Wilson sent Sheary to the ice with his left knee 4 minutes into the third period of the Capitals’ 4-3 overtime victory in Game 1 on Thursday night. Sheary hobbled to the nearby bench in pain and missed a few shifts, and Wilson was not penalized.
Capitals coach Barry Trotz watched the replay Friday and said Sheary did a “shimmy,” describing the collision as “shin-on-shin.”
When asked if it was clean, Trotz said: “I thought it was OK, but it wasn’t really, I would say, necessary, probably on both.”
The fine is the maximum allowable under the collective bargaining agreement.
Neither Sheary nor Wilson took part in his team’s optional practice Friday. Penguins coach Mike Sullivan didn’t have much of a reaction to Wilson being fined and not suspended.
“The league is going to do what they do, we’re going to do what we do,” Sullivan said. “We’re going to play and the refs are going to call the game the way they see it and we’re just going to focus on hockey.”
Focusing on hockey is what the Capitals want from Wilson, a 6-foot-4, 215-pound battering ram who’s known more for physicality than finesse. The 22-year-old has had some out-of-control moments but has never been suspended, and on the edge is just where Washington wants him.
“Tom has been a young player who’s evolved to become a very effective player for us, not only being a physical force but being a good penalty killer, a good 5-on-5 guy,” Trotz said. “His first mentality as a young guy is to run you right through the boards, and I think we refined his game to we don’t want to hit on the numbers, we don’t want to hit at the head, but clean, physical hits are OK because that’s part of his game.”
Trotz said officials complimented Wilson during the Capitals’ first-round series against the Flyers for adjusting his bruising style and not crossing the line.

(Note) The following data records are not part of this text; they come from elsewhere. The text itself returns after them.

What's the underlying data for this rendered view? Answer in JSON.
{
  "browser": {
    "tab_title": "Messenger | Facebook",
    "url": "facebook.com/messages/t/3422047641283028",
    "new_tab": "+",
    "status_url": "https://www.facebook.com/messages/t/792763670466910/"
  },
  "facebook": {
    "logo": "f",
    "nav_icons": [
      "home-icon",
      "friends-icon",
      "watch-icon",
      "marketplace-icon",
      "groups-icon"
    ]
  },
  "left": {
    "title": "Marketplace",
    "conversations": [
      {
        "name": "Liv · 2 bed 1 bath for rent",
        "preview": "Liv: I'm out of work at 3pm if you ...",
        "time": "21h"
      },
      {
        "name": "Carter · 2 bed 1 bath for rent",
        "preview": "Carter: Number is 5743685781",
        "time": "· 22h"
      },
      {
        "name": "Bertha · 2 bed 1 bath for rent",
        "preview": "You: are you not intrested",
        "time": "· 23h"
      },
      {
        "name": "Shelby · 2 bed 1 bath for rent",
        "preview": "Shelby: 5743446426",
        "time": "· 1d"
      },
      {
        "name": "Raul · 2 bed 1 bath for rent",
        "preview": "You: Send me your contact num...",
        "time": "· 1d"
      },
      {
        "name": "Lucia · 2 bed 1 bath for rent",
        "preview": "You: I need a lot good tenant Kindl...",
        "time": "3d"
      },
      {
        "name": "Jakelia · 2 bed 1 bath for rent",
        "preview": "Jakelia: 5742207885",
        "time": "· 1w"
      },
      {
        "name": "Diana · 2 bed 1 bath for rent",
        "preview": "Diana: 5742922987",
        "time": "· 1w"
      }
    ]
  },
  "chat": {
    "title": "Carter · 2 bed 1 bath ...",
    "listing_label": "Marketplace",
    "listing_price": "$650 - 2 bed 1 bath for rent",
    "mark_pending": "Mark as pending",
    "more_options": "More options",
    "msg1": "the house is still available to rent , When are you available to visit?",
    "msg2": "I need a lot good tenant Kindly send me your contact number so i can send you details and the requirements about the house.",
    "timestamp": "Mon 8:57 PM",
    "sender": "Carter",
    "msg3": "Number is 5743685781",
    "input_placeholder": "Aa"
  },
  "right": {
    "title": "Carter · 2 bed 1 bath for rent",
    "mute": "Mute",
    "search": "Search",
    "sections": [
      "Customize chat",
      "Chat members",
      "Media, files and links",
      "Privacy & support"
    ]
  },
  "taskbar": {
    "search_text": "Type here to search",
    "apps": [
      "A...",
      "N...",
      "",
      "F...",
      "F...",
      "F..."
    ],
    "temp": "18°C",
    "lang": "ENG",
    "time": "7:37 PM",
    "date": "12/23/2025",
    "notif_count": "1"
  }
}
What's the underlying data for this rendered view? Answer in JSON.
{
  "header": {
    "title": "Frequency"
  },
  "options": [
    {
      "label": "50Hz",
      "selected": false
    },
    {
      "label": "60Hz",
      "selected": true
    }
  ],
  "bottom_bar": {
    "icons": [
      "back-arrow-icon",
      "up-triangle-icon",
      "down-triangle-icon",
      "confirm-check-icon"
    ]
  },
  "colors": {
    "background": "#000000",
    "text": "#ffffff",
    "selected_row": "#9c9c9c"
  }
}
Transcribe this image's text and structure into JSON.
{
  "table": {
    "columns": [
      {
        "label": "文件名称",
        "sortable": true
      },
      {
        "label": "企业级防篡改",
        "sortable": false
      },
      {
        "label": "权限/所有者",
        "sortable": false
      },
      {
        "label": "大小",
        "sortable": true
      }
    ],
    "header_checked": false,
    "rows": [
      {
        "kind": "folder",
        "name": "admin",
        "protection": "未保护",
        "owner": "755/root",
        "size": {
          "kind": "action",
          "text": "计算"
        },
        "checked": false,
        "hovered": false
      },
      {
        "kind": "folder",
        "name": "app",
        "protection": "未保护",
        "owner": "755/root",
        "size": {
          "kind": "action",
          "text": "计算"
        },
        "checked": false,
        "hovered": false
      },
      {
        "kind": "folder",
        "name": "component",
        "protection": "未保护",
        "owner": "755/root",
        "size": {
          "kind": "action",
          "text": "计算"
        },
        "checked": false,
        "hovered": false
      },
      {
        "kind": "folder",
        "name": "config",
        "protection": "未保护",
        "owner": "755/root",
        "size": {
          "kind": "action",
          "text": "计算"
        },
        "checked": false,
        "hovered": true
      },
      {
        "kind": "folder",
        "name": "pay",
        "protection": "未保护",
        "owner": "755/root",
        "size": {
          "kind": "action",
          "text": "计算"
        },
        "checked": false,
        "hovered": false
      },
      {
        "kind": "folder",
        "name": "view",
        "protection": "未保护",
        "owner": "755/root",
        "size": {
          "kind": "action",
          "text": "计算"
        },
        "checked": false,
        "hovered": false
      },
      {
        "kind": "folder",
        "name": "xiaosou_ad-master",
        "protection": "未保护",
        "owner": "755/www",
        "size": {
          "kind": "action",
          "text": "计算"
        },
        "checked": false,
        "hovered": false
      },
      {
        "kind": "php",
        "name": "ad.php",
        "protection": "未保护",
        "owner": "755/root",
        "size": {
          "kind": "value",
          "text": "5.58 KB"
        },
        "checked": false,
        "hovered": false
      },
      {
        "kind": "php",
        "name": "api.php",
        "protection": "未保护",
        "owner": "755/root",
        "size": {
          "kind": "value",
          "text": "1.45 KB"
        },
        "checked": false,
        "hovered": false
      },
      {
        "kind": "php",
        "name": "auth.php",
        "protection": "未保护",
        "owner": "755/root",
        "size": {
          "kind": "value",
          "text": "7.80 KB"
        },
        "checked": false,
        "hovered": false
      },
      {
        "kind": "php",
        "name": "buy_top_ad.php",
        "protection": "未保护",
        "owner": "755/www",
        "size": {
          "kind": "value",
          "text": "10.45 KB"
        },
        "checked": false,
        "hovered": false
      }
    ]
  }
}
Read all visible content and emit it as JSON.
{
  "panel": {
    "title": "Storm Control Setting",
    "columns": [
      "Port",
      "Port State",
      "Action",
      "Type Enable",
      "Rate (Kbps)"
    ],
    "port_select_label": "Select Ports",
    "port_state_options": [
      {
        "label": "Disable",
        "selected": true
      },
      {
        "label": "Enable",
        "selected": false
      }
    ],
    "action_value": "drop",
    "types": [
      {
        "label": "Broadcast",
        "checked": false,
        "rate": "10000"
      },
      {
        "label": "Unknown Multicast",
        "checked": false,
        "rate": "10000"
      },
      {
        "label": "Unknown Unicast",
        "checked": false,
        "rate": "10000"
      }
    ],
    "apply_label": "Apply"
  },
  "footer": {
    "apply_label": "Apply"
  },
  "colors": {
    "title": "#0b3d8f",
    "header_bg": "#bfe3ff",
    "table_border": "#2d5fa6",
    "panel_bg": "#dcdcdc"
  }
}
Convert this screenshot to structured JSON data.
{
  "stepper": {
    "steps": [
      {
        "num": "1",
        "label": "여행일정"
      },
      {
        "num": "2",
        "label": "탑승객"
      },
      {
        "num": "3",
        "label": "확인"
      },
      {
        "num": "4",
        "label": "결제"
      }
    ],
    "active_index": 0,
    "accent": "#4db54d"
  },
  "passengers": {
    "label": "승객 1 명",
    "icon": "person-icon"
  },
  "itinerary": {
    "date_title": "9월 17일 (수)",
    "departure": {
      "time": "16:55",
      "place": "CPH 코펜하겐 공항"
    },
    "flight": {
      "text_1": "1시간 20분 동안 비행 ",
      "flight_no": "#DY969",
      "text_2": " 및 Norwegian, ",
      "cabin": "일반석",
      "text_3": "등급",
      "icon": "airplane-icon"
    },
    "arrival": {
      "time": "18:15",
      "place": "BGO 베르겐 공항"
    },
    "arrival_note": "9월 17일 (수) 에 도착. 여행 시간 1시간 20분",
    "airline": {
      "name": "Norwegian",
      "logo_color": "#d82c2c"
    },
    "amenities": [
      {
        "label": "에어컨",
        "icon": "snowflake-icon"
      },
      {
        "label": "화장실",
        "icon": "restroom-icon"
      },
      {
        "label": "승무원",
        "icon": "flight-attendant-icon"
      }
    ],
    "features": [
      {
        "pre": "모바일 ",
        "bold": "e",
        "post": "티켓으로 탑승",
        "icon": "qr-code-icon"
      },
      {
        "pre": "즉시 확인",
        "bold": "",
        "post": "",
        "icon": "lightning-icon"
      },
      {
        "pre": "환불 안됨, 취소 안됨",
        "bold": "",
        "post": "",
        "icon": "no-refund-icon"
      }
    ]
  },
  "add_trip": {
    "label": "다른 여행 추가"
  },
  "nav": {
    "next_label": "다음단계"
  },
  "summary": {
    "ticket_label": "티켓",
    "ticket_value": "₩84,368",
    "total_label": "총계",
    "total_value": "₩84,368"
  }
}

“Our game does change its standards to make it a safer game for everybody,” Trotz said. “He’s adapting, and I thought he’s done a real good job.”